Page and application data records
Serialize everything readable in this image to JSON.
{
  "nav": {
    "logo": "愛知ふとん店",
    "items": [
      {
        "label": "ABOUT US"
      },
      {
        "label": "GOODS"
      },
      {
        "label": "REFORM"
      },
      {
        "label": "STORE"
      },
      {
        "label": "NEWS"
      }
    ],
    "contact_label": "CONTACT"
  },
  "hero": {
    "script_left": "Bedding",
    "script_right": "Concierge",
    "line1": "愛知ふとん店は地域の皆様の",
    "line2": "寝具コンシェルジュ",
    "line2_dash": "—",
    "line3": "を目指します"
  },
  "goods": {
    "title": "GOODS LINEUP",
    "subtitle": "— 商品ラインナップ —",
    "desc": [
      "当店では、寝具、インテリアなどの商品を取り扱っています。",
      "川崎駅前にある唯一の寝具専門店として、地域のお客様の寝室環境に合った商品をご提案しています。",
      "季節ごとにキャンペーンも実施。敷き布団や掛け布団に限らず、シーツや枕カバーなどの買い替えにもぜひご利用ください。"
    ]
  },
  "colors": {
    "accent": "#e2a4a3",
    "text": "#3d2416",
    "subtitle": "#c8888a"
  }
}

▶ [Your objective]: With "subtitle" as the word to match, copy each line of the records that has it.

▶ [Answer below]:
    "subtitle": "— 商品ラインナップ —",
    "subtitle": "#c8888a"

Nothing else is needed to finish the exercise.